=== Begin Enclosure ===

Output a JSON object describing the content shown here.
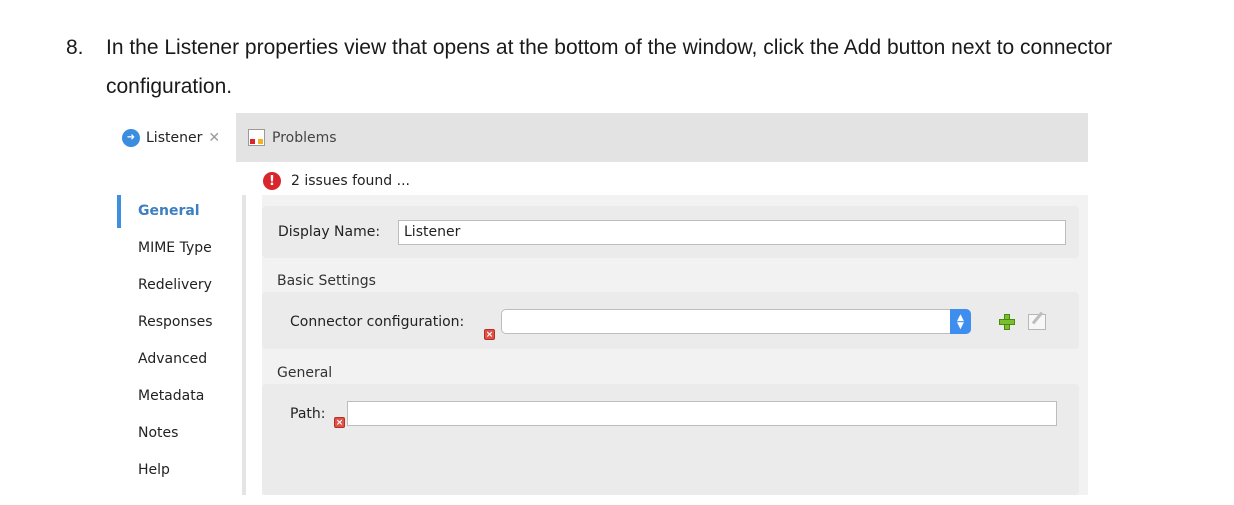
{
  "instruction": {
    "number": "8.",
    "text": "In the Listener properties view that opens at the bottom of the window, click the Add button next to connector configuration."
  },
  "tabs": [
    {
      "label": "Listener",
      "icon": "listener-icon",
      "active": true,
      "close": "✕"
    },
    {
      "label": "Problems",
      "icon": "problems-icon",
      "active": false
    }
  ],
  "issues": {
    "icon": "error-icon",
    "mark": "!",
    "text": "2 issues found ..."
  },
  "nav": {
    "items": [
      "General",
      "MIME Type",
      "Redelivery",
      "Responses",
      "Advanced",
      "Metadata",
      "Notes",
      "Help"
    ],
    "active": "General"
  },
  "general": {
    "display_name_label": "Display Name:",
    "display_name_value": "Listener"
  },
  "basic_settings": {
    "title": "Basic Settings",
    "connector_label": "Connector configuration:",
    "connector_value": "",
    "add_icon": "add-plus-icon",
    "edit_icon": "edit-icon"
  },
  "general_section": {
    "title": "General",
    "path_label": "Path:",
    "path_value": ""
  },
  "colors": {
    "accent": "#3e8ef0",
    "error": "#d9262c",
    "active_nav": "#3d7fc0",
    "add": "#7bbf2c"
  }
}
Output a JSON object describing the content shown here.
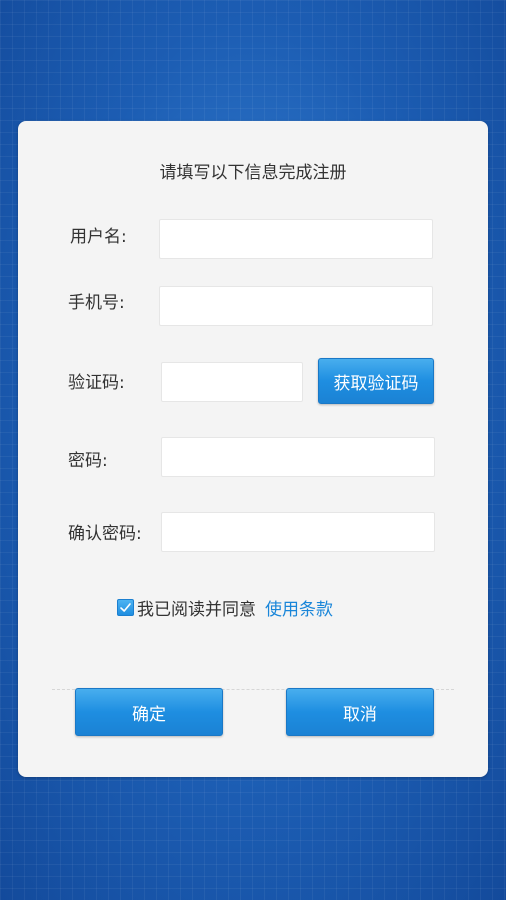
{
  "form": {
    "heading": "请填写以下信息完成注册",
    "username_label": "用户名:",
    "username_value": "",
    "phone_label": "手机号:",
    "phone_value": "",
    "code_label": "验证码:",
    "code_value": "",
    "get_code_button": "获取验证码",
    "password_label": "密码:",
    "password_value": "",
    "confirm_password_label": "确认密码:",
    "confirm_password_value": ""
  },
  "agreement": {
    "checked": true,
    "text": "我已阅读并同意",
    "terms_link": "使用条款"
  },
  "actions": {
    "confirm_label": "确定",
    "cancel_label": "取消"
  },
  "colors": {
    "background": "#1f63b8",
    "card": "#f4f4f4",
    "accent": "#1e8ee1",
    "link": "#1a86d9"
  }
}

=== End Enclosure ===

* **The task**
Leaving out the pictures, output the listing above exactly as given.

* **Exercise result**
Output a JSON object describing the content shown here.
{
  "instruction": {
    "number": "8.",
    "text": "In the Listener properties view that opens at the bottom of the window, click the Add button next to connector configuration."
  },
  "tabs": [
    {
      "label": "Listener",
      "icon": "listener-icon",
      "active": true,
      "close": "✕"
    },
    {
      "label": "Problems",
      "icon": "problems-icon",
      "active": false
    }
  ],
  "issues": {
    "icon": "error-icon",
    "mark": "!",
    "text": "2 issues found ..."
  },
  "nav": {
    "items": [
      "General",
      "MIME Type",
      "Redelivery",
      "Responses",
      "Advanced",
      "Metadata",
      "Notes",
      "Help"
    ],
    "active": "General"
  },
  "general": {
    "display_name_label": "Display Name:",
    "display_name_value": "Listener"
  },
  "basic_settings": {
    "title": "Basic Settings",
    "connector_label": "Connector configuration:",
    "connector_value": "",
    "add_icon": "add-plus-icon",
    "edit_icon": "edit-icon"
  },
  "general_section": {
    "title": "General",
    "path_label": "Path:",
    "path_value": ""
  },
  "colors": {
    "accent": "#3e8ef0",
    "error": "#d9262c",
    "active_nav": "#3d7fc0",
    "add": "#7bbf2c"
  }
}
Output a JSON object describing the content shown here.
{
  "form": {
    "heading": "请填写以下信息完成注册",
    "username_label": "用户名:",
    "username_value": "",
    "phone_label": "手机号:",
    "phone_value": "",
    "code_label": "验证码:",
    "code_value": "",
    "get_code_button": "获取验证码",
    "password_label": "密码:",
    "password_value": "",
    "confirm_password_label": "确认密码:",
    "confirm_password_value": ""
  },
  "agreement": {
    "checked": true,
    "text": "我已阅读并同意",
    "terms_link": "使用条款"
  },
  "actions": {
    "confirm_label": "确定",
    "cancel_label": "取消"
  },
  "colors": {
    "background": "#1f63b8",
    "card": "#f4f4f4",
    "accent": "#1e8ee1",
    "link": "#1a86d9"
  }
}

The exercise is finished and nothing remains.